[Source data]
● ● ● ● ● ● ●
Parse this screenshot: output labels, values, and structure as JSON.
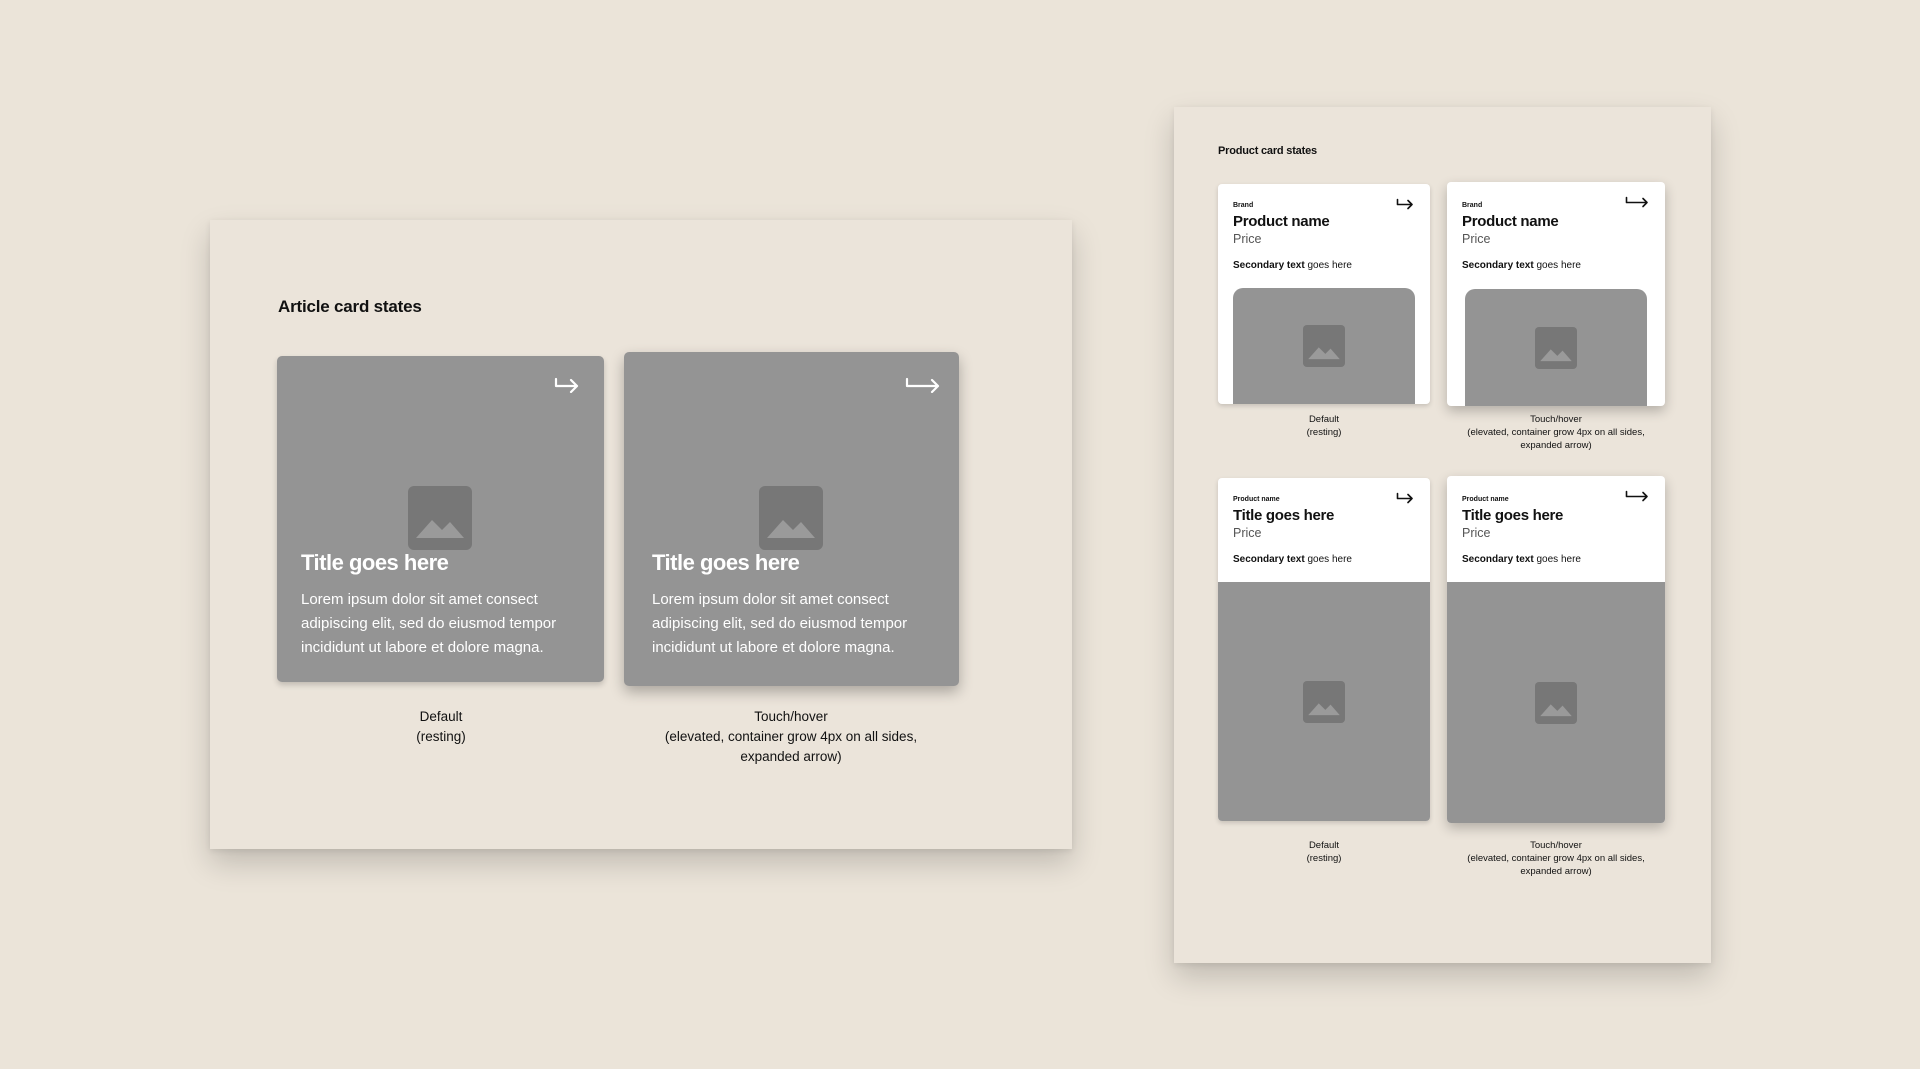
{
  "article_board": {
    "title": "Article card states",
    "cards": [
      {
        "title": "Title goes here",
        "body": "Lorem ipsum dolor sit amet consect adipiscing elit, sed do eiusmod tempor incididunt ut labore et dolore magna.",
        "caption_lines": [
          "Default",
          "(resting)"
        ]
      },
      {
        "title": "Title goes here",
        "body": "Lorem ipsum dolor sit amet consect adipiscing elit, sed do eiusmod tempor incididunt ut labore et dolore magna.",
        "caption_lines": [
          "Touch/hover",
          "(elevated, container grow 4px on all sides,",
          "expanded arrow)"
        ]
      }
    ]
  },
  "product_board": {
    "title": "Product card states",
    "rows": [
      {
        "cards": [
          {
            "eyebrow": "Brand",
            "name": "Product name",
            "price": "Price",
            "secondary_bold": "Secondary text",
            "secondary_rest": " goes here"
          },
          {
            "eyebrow": "Brand",
            "name": "Product name",
            "price": "Price",
            "secondary_bold": "Secondary text",
            "secondary_rest": " goes here"
          }
        ],
        "captions": [
          [
            "Default",
            "(resting)"
          ],
          [
            "Touch/hover",
            "(elevated, container grow 4px on all sides,",
            "expanded arrow)"
          ]
        ]
      },
      {
        "cards": [
          {
            "eyebrow": "Product name",
            "name": "Title goes here",
            "price": "Price",
            "secondary_bold": "Secondary text",
            "secondary_rest": " goes here"
          },
          {
            "eyebrow": "Product name",
            "name": "Title goes here",
            "price": "Price",
            "secondary_bold": "Secondary text",
            "secondary_rest": " goes here"
          }
        ],
        "captions": [
          [
            "Default",
            "(resting)"
          ],
          [
            "Touch/hover",
            "(elevated, container grow 4px on all sides,",
            "expanded arrow)"
          ]
        ]
      }
    ]
  },
  "icons": {
    "image_placeholder": "image-icon",
    "arrow": "arrow-right-hook-icon"
  },
  "colors": {
    "background": "#ebe4d9",
    "placeholder": "#949494",
    "placeholder_icon": "#777777",
    "card_white": "#ffffff"
  }
}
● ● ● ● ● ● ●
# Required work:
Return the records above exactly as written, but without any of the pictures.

# Reply to the exercise:
Parse this screenshot: output labels, values, and structure as JSON.
{
  "article_board": {
    "title": "Article card states",
    "cards": [
      {
        "title": "Title goes here",
        "body": "Lorem ipsum dolor sit amet consect adipiscing elit, sed do eiusmod tempor incididunt ut labore et dolore magna.",
        "caption_lines": [
          "Default",
          "(resting)"
        ]
      },
      {
        "title": "Title goes here",
        "body": "Lorem ipsum dolor sit amet consect adipiscing elit, sed do eiusmod tempor incididunt ut labore et dolore magna.",
        "caption_lines": [
          "Touch/hover",
          "(elevated, container grow 4px on all sides,",
          "expanded arrow)"
        ]
      }
    ]
  },
  "product_board": {
    "title": "Product card states",
    "rows": [
      {
        "cards": [
          {
            "eyebrow": "Brand",
            "name": "Product name",
            "price": "Price",
            "secondary_bold": "Secondary text",
            "secondary_rest": " goes here"
          },
          {
            "eyebrow": "Brand",
            "name": "Product name",
            "price": "Price",
            "secondary_bold": "Secondary text",
            "secondary_rest": " goes here"
          }
        ],
        "captions": [
          [
            "Default",
            "(resting)"
          ],
          [
            "Touch/hover",
            "(elevated, container grow 4px on all sides,",
            "expanded arrow)"
          ]
        ]
      },
      {
        "cards": [
          {
            "eyebrow": "Product name",
            "name": "Title goes here",
            "price": "Price",
            "secondary_bold": "Secondary text",
            "secondary_rest": " goes here"
          },
          {
            "eyebrow": "Product name",
            "name": "Title goes here",
            "price": "Price",
            "secondary_bold": "Secondary text",
            "secondary_rest": " goes here"
          }
        ],
        "captions": [
          [
            "Default",
            "(resting)"
          ],
          [
            "Touch/hover",
            "(elevated, container grow 4px on all sides,",
            "expanded arrow)"
          ]
        ]
      }
    ]
  },
  "icons": {
    "image_placeholder": "image-icon",
    "arrow": "arrow-right-hook-icon"
  },
  "colors": {
    "background": "#ebe4d9",
    "placeholder": "#949494",
    "placeholder_icon": "#777777",
    "card_white": "#ffffff"
  }
}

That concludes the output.